Dar es Salaam. Some 600 people at Abeid Amani Karume International Airport risk losing their jobs if the Zanzibar Airports Authority (ZAA) sticks to its recent decision, according to the Tanzania Air Operators Association (Taoa).

On September 14, 2022, ZAA’s Managing Director issued a directive which granted Dnata Zanzibar Aviation Services Limited exclusive access to the newly constructed Terminal III, excluding other operators.

According to the notice, Dnata will be the exclusive provider of ground handling and management of Marhaba lounge services from December 1, 2022.

Deep consequences

According to Taoa, this should have far-reaching consequences as other operators will not be able to survive due to the low volume of business.

“This could result in other operators collapsing and 600 employees losing their jobs in the process,” Taoa said in a statement released to media on Tuesday.

ZAA’s decision, Taoa said, could draw a negative inference and could impact long-term investor confidence.

“We are concerned about the security of our members’ investment as a result of ZAA’s non-compliance with the laws,” Taoa charged.

He added, “Although the association welcomes investors, competition and Dnata as an investor, alike, due process must be followed without favouritism.”

The statement further states, “ZAA should not ignore local and foreign investors who have invested heavily and worked closely with the authority even when infrastructure has been poor for the past 20 years.”

The ZAA decision goes against the Tanzania Civil Aviation Authority (TCAA) Board Decision No. 01 of 2022 which prohibits, among others, monopoly, price cap and terminal segregation .

Taoa understands that the recruitment of Dnata was done without publishing any invitation to tender for the purchase of these services.

The Association noted that the notice violated applicable procurement regulations and applicable ground handling procedures and regulations.

The Civil Aviation Regulation 20 (Groundhandling Services) of 2012 requires that the procedures for selecting groundhandling providers adhere to the principles of transparency, non-discrimination and international competitive bidding.
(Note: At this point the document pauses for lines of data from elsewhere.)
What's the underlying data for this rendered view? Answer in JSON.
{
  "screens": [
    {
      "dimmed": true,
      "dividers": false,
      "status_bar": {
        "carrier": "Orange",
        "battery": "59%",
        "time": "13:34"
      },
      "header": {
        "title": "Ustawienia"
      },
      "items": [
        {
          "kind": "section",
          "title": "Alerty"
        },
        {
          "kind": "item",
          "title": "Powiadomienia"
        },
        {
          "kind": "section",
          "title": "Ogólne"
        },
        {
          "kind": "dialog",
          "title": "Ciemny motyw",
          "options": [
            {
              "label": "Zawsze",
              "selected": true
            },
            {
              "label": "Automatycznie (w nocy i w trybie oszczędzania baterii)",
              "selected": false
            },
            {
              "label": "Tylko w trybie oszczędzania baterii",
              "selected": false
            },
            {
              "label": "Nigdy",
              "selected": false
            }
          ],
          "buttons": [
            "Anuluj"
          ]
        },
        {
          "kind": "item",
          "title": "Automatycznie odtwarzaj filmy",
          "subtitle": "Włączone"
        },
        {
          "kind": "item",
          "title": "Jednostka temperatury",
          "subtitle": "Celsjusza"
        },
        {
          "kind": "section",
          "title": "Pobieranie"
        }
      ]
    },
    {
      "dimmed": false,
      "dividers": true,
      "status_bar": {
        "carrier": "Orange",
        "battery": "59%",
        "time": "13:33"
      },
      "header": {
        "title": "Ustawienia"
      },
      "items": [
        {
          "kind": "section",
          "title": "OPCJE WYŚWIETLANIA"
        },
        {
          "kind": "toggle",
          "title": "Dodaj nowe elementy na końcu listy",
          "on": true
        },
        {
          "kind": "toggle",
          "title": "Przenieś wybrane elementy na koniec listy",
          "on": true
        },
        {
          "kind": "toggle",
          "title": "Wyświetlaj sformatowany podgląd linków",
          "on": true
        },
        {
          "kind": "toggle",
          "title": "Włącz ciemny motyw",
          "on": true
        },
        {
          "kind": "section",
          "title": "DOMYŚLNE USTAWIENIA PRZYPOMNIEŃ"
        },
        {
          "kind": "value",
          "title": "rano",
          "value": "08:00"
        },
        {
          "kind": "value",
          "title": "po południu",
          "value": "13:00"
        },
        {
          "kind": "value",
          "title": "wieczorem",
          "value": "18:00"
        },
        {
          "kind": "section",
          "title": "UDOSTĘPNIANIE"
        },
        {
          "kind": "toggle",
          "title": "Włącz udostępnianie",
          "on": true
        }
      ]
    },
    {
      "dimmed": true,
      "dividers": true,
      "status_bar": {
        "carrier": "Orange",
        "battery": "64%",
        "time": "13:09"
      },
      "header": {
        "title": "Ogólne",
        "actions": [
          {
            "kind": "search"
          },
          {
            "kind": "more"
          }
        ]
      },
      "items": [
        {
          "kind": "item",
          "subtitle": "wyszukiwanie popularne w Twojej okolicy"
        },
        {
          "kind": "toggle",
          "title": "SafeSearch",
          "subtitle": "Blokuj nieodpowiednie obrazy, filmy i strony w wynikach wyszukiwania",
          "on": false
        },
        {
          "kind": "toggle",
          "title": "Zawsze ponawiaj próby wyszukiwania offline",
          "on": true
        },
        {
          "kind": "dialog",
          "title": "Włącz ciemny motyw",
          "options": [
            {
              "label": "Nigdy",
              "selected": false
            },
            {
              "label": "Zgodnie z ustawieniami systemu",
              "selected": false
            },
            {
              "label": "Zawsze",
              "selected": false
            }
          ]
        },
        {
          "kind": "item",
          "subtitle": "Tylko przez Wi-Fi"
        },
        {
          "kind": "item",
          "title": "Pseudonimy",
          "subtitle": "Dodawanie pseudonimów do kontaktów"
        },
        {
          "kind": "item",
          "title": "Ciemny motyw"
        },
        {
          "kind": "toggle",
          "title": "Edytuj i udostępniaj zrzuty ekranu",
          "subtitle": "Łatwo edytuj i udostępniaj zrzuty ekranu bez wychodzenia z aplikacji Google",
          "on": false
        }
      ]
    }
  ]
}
“Amazingly, in Dnata’s recruitment process, there was no public bidding for all stakeholders to participate equally. The monopolistic environment is not an ideal scenario for airlines, passengers and a healthy aviation industry,” the Taoa statement read.

The statement further adds, “By engaging Dnata without an open bidding process, ZAA not only sets a dangerous precedent in the aviation industry, but also hampers the country’s efforts to attract international investors.”

This means that ZAA’s decision to grant an exclusive right to Dnata goes against established international best practices in these services.

The ZAA notice, according to Taoa, appears to be in direct violation not only of the mandate it received from the TCAA, but also of fair competition laws that discourage monopolistic practices.

“Today it is ZAA and AAKIA, tomorrow it will be Tanzania Airports Authority (TAA) with Julius Nyerere International Airport (JNIA) and Kilimanjaro International Airport (Kia),” Taoa warned.

Taoa urged TCAA to intervene and order ZAA to reconsider its directive, given the immense impact it has on the rule of law, local and international air operators, ground handling services and passengers. the airport.

Renowned aviation expert Juma Fimbo advised ZAA to go back to the drawing board to tackle the saga.

“As part of realizing the good intention of making Zanzibar Airport world class in terms of services, ended up neglecting certain legal and procedural principles outlined in the granting of the airport concession,” Mr. Fimbo said.

He added: “The government made a mistake, what is needed is damage control by reconsidering their decision.”

Mr. Jimray Nangawe, an aviation expert, said business monopoly should not be considered.

However, he challenged current operators to find a way to join forces to become strong enough to offer services at other airports.

Mr John Chambo, an aviation expert, said: “If we are not to damage the reputation of the aviation industry, established procedures must be followed.”

Adding: “If procedures have been breached for the good of the flying public, the authorities concerned should explain themselves.”

Efforts to get comment from the ZAA and TCAA proved fruitless.